Start of Block
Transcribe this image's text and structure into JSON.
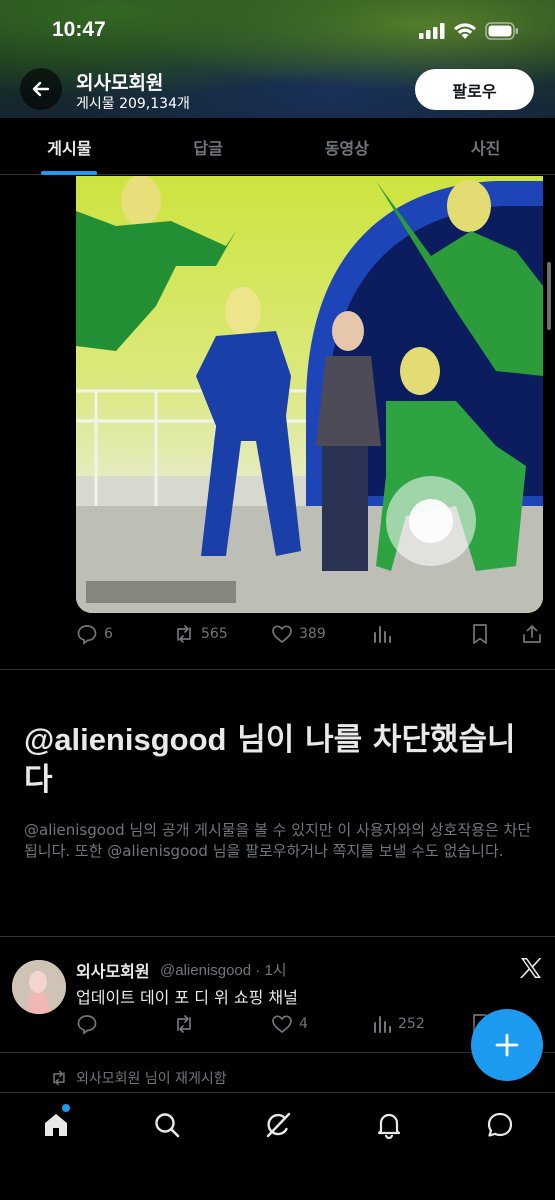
{
  "status_bar": {
    "time": "10:47"
  },
  "profile": {
    "name": "외사모회원",
    "post_count": "게시물 209,134개",
    "follow_label": "팔로우"
  },
  "tabs": [
    {
      "label": "게시물",
      "active": true
    },
    {
      "label": "답글",
      "active": false
    },
    {
      "label": "동영상",
      "active": false
    },
    {
      "label": "사진",
      "active": false
    }
  ],
  "post1": {
    "replies": "6",
    "reposts": "565",
    "likes": "389"
  },
  "blocked": {
    "handle": "@alienisgood",
    "title_rest": " 님이 나를 차단했습니다",
    "description": "@alienisgood 님의 공개 게시물을 볼 수 있지만 이 사용자와의 상호작용은 차단됩니다. 또한 @alienisgood 님을 팔로우하거나 쪽지를 보낼 수도 없습니다."
  },
  "post2": {
    "name": "외사모회원",
    "meta": "@alienisgood · 1시",
    "text": "업데이트 데이 포 디 위 쇼핑 채널",
    "likes": "4",
    "views": "252"
  },
  "repost_notice": "외사모회원 님이 재게시함",
  "colors": {
    "accent": "#1d9bf0",
    "muted": "#71767b",
    "text": "#e7e9ea",
    "divider": "#2f3336"
  },
  "icons": [
    "back-arrow-icon",
    "reply-icon",
    "repost-icon",
    "like-icon",
    "views-icon",
    "bookmark-icon",
    "share-icon",
    "x-logo-icon",
    "plus-icon",
    "home-icon",
    "search-icon",
    "grok-icon",
    "notifications-icon",
    "messages-icon"
  ]
}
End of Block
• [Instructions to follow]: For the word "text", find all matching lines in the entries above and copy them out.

• [Exercise output]:
Transcribe this image's text and structure into JSON.
    "text": "업데이트 데이 포 디 위 쇼핑 채널",
    "text": "#e7e9ea",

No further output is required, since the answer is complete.